--- Data for the task ---

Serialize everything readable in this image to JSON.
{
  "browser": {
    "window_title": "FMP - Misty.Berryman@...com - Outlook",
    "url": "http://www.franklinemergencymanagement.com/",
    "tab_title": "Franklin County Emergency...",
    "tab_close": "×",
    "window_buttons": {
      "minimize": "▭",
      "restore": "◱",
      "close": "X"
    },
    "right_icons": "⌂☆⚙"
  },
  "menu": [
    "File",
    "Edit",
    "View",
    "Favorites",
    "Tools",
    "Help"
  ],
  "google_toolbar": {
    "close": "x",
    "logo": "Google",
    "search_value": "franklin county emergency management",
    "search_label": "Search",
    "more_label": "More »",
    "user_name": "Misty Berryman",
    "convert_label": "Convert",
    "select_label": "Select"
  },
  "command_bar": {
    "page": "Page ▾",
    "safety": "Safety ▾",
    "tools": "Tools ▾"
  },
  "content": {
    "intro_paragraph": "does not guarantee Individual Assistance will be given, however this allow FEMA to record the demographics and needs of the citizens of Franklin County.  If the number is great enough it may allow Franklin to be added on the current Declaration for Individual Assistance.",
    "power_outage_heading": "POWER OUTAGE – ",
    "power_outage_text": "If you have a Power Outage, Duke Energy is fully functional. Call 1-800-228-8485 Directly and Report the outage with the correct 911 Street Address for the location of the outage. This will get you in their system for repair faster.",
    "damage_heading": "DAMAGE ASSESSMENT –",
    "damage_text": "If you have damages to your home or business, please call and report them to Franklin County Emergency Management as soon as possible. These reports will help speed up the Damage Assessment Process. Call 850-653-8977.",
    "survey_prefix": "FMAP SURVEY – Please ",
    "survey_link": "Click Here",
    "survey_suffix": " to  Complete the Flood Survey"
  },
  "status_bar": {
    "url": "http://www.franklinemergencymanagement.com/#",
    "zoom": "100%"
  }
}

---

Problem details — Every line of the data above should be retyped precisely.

Solution below —
Serialize everything readable in this image to JSON.
{
  "browser": {
    "window_title": "FMP - Misty.Berryman@...com - Outlook",
    "url": "http://www.franklinemergencymanagement.com/",
    "tab_title": "Franklin County Emergency...",
    "tab_close": "×",
    "window_buttons": {
      "minimize": "▭",
      "restore": "◱",
      "close": "X"
    },
    "right_icons": "⌂☆⚙"
  },
  "menu": [
    "File",
    "Edit",
    "View",
    "Favorites",
    "Tools",
    "Help"
  ],
  "google_toolbar": {
    "close": "x",
    "logo": "Google",
    "search_value": "franklin county emergency management",
    "search_label": "Search",
    "more_label": "More »",
    "user_name": "Misty Berryman",
    "convert_label": "Convert",
    "select_label": "Select"
  },
  "command_bar": {
    "page": "Page ▾",
    "safety": "Safety ▾",
    "tools": "Tools ▾"
  },
  "content": {
    "intro_paragraph": "does not guarantee Individual Assistance will be given, however this allow FEMA to record the demographics and needs of the citizens of Franklin County.  If the number is great enough it may allow Franklin to be added on the current Declaration for Individual Assistance.",
    "power_outage_heading": "POWER OUTAGE – ",
    "power_outage_text": "If you have a Power Outage, Duke Energy is fully functional. Call 1-800-228-8485 Directly and Report the outage with the correct 911 Street Address for the location of the outage. This will get you in their system for repair faster.",
    "damage_heading": "DAMAGE ASSESSMENT –",
    "damage_text": "If you have damages to your home or business, please call and report them to Franklin County Emergency Management as soon as possible. These reports will help speed up the Damage Assessment Process. Call 850-653-8977.",
    "survey_prefix": "FMAP SURVEY – Please ",
    "survey_link": "Click Here",
    "survey_suffix": " to  Complete the Flood Survey"
  },
  "status_bar": {
    "url": "http://www.franklinemergencymanagement.com/#",
    "zoom": "100%"
  }
}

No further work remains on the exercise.